What will we do with our own seasons – as we move from warmth to cool, to freshening or to dryness, to relaxation or hard work, or from trials to celebration – in an ever-moving rhythm? For good or bad, we hold on to some things and never fully experience or enjoy other things.

Struggling through the waning of things we hold dear is hard! Waiting, letting go, and wrestling with churning emotions is unsettling, a difficult or uncomfortable place to be!
Will the light grow again? Will happiness come? … But I don’t want to say “good-bye”! Even moving through new and positive seasons can be a challenge. It’s so easy to miss the goodness in the sometimes-mad rush of life!

As I’ve gotten older, I’ve made a resolve to intentionally enjoy those positive times, to catch myself in those moments. It has taken some practice! Perhaps it is a satisfying opportunity to help someone else… a new word spoken by a child I’m working with… encouragement or a positive comment from a friend… time to rest and relax after a long day of work… or moments with my family.

There’s so much to be thankful for, whether the season is ending, beginning, or even in the difficult waiting and changing times between them!

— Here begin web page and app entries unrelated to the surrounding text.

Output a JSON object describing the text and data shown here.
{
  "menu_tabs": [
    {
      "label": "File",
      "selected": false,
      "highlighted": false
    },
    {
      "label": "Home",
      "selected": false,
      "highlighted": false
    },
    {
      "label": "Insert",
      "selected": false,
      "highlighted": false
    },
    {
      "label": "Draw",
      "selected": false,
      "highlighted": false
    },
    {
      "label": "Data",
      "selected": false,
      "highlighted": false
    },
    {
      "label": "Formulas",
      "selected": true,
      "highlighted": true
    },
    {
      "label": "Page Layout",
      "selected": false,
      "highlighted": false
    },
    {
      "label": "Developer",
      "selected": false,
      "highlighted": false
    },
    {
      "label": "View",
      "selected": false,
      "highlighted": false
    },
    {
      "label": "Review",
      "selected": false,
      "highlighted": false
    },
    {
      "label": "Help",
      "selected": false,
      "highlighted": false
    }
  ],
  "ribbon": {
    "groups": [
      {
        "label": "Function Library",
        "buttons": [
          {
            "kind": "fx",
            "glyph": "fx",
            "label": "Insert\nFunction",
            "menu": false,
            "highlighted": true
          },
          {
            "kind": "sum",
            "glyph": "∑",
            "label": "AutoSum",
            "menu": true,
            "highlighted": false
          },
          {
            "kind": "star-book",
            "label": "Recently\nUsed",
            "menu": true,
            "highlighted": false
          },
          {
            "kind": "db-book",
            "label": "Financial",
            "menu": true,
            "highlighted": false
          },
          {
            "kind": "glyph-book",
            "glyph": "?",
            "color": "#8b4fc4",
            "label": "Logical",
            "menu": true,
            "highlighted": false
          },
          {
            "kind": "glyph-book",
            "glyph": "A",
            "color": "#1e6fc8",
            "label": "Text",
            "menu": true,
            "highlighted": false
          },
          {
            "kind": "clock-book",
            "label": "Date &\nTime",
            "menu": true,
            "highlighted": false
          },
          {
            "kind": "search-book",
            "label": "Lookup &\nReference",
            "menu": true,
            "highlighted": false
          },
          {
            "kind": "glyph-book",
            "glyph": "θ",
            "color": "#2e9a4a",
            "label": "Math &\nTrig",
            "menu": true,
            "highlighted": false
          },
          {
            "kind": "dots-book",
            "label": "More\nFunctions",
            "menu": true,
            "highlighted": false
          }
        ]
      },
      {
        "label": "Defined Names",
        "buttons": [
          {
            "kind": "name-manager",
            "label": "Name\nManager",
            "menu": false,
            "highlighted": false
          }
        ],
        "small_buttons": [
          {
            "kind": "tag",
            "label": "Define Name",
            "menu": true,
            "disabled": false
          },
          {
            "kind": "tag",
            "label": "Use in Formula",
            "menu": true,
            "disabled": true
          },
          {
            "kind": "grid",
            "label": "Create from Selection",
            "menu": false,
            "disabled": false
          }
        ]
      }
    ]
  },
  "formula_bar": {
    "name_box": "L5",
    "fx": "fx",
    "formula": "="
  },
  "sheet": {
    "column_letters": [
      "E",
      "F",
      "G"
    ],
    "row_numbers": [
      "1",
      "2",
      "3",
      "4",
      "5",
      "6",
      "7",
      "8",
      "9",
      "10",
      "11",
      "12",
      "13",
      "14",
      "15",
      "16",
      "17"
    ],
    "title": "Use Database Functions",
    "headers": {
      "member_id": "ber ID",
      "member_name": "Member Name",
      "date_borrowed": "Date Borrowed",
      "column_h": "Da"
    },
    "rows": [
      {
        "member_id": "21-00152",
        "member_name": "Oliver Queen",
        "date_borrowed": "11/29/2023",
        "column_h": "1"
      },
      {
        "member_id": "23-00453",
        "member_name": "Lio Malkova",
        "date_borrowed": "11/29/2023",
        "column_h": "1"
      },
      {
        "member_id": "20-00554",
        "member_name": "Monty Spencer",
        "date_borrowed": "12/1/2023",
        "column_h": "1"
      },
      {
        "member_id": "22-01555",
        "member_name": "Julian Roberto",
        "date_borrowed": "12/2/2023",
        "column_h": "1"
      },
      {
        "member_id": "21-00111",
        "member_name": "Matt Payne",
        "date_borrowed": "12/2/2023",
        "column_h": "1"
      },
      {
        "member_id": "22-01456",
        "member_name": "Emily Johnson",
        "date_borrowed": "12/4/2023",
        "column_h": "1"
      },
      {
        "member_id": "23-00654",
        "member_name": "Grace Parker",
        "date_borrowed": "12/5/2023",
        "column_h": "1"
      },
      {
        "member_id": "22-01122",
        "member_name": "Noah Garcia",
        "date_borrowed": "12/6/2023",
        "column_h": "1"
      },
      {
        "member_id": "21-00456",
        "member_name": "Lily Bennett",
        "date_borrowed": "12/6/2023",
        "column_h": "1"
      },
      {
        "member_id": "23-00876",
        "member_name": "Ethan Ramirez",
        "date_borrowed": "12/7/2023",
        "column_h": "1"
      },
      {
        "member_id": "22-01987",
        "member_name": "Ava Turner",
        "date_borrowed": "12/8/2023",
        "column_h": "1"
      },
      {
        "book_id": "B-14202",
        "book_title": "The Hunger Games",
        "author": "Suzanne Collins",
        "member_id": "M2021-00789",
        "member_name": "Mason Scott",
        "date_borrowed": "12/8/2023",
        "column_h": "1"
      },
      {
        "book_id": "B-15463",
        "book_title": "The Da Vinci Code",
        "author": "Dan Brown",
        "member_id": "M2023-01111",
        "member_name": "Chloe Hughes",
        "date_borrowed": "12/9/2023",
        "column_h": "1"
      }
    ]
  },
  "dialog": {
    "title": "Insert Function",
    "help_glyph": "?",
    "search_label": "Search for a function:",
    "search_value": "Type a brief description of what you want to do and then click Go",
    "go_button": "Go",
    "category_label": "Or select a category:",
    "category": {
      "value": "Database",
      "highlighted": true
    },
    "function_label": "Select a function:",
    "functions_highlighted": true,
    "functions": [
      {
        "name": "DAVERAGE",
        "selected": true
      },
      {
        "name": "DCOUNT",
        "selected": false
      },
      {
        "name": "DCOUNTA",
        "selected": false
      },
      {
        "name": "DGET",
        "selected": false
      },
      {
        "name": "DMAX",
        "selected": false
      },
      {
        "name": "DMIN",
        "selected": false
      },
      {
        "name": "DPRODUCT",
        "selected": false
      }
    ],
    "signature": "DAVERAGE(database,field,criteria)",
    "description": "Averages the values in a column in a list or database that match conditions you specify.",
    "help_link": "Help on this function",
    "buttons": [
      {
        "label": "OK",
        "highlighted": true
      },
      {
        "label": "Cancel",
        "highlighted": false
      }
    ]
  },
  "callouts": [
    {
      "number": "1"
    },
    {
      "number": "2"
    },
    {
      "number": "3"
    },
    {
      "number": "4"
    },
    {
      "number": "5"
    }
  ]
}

We can be assured of God’s presence in them all… as we are looking back, looking forward, and taking time for the now.

My prayer for us today is that we will know God’s presence through all of our seasons and find comfort and joy in Him.

*Ecclesiastes 3:1-13, Psalm 23

Reflections on Fish

fish_underwater-1216244_1920_pixabay Simon H

Places to go and things to explore
• Stay out of the breakers to avoid trouble
• Joy carries us through dark fear and bright hope
• The immensity of one’s world is full of wonders
• Moving through life with others is a dance
• Life’s rhythm flows with energy
• Those gathered around us can bring protection and security
• Quiet presence when needed… is a gift
• When we are swimming freely… we are in our element
• Peace is found in quiet nooks

From “Reflections from the Everyday”